The most accurate way to measure the fertilisation ability of semen in vitro is to test it using abattoir-derived cumulus-oocyte-complexes (COCs). While often sperm has been assessed for motility and morphology when collected and cryopreserved, sometimes internal issues (eg. DNA fragmentation) that cannot be visualised by microscopy can severely impact IVF results. These results can then be used by producers to finalise in vitro mating’s of commercially collected COC/oocytes from their valuable donor cows and heifers. It will also assist in the preparation of enough semen straws per bull at the time of IVF. Taking the time to test semen
When handling oocytes, temperature and pH fluctuations should be minimised. Therefore it is recommended to use incubators, heated stages and plates to warm all medium and consumables. We recommend these items should be calibrated to 38.5°C. Using an appropriately buffered medium will limit pH fluctuations which is why we have designed our entire media suite to have exceptional pH stability due to the combination of buffers that we use. We also have transport maturation media options that can be used without the requirement of gas during in vitro maturation (IVM). Transporting gas cylinders across the country can be logistically challenging
Ensure your consumables are “embryo-safe”by using Mouse Embryo Assay (MEA) and/or Bovine Embryo Assay (BEA) approved consumables. Contaminants can be introduced into your laboratory through new batches of oils, media and general plasticware which is why MEAs and BEAs can provide quality assurance. You will notice that many IVF laboratory products available for purchase are already validated by a MEA. However, for unvalidated products you may like to arrange a MEA and/or BEA to confirm batch quality. Contamination of oils can cause considerable issues for your embryo results. Many IVF laboratories use micro drops under oil for embryo production, to

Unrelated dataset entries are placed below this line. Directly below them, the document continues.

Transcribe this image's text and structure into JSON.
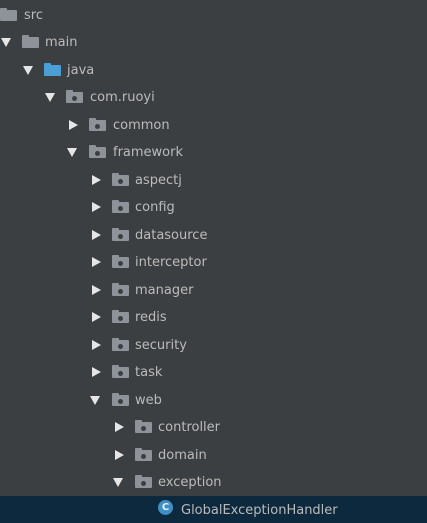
{
  "tree": {
    "nodes": [
      {
        "label": "src",
        "icon": "folder-icon"
      },
      {
        "label": "main",
        "icon": "folder-icon",
        "expanded": true
      },
      {
        "label": "java",
        "icon": "source-folder-icon",
        "expanded": true
      },
      {
        "label": "com.ruoyi",
        "icon": "package-icon",
        "expanded": true
      },
      {
        "label": "common",
        "icon": "package-icon",
        "expanded": false
      },
      {
        "label": "framework",
        "icon": "package-icon",
        "expanded": true
      },
      {
        "label": "aspectj",
        "icon": "package-icon",
        "expanded": false
      },
      {
        "label": "config",
        "icon": "package-icon",
        "expanded": false
      },
      {
        "label": "datasource",
        "icon": "package-icon",
        "expanded": false
      },
      {
        "label": "interceptor",
        "icon": "package-icon",
        "expanded": false
      },
      {
        "label": "manager",
        "icon": "package-icon",
        "expanded": false
      },
      {
        "label": "redis",
        "icon": "package-icon",
        "expanded": false
      },
      {
        "label": "security",
        "icon": "package-icon",
        "expanded": false
      },
      {
        "label": "task",
        "icon": "package-icon",
        "expanded": false
      },
      {
        "label": "web",
        "icon": "package-icon",
        "expanded": true
      },
      {
        "label": "controller",
        "icon": "package-icon",
        "expanded": false
      },
      {
        "label": "domain",
        "icon": "package-icon",
        "expanded": false
      },
      {
        "label": "exception",
        "icon": "package-icon",
        "expanded": true
      },
      {
        "label": "GlobalExceptionHandler",
        "icon": "class-icon",
        "class_letter": "C",
        "selected": true
      }
    ]
  },
  "colors": {
    "background": "#3c3f41",
    "selection": "#0d293e",
    "text": "#bbbbbb",
    "folder": "#8d9399",
    "source_folder": "#4a9fd4",
    "class_icon": "#3d8fc6"
  }
}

Last week we celebrated Jeremy’s academic career which has led him to be in the top 1% of cited researchers for his field across the world! During his Academic career he has been published over 290 times with his focus being the developmental capacity of mammalian oocytes and early embryos. We congratulate Jeremy on his academic success and the significance it has on the cattle breeding industry. Jeremy will continue his endeavours as Founder & Chief Scientific Officer of ART Lab Solutions and Chief Scientific Officer of Fertilis.
It’s always exciting to have trainees come through and learn quality control measures of an IVF laboratory. Additionally, the team learnt the theory and handling techniques of COC/oocyte maturation, in vitro fertilisation, in vitro culture and cryopreservation. Thank you for being an inspiring bunch! If you are interested in upskilling your laboratory skills within the reproductive space, get in touch with our team at email@example.com
Regular maintenance of your laboratory and it’s equipment is important. Maintenance includes calibrating equipment regularly (daily if possible otherwise a couple times a week), keeping track of batches of media, culture oils and laboratory consumables being used and being aware of potential sources of volatile organic compounds (VOCs). While some of this tracking can seem mundane and unnecessary when things are going well, you will be glad you did when or if you need to troubleshoot when things aren’t going so great. INCUBATORS All CO2 incubators should be regularly calibrated for both CO2 and temperature. Benchtop incubators should also be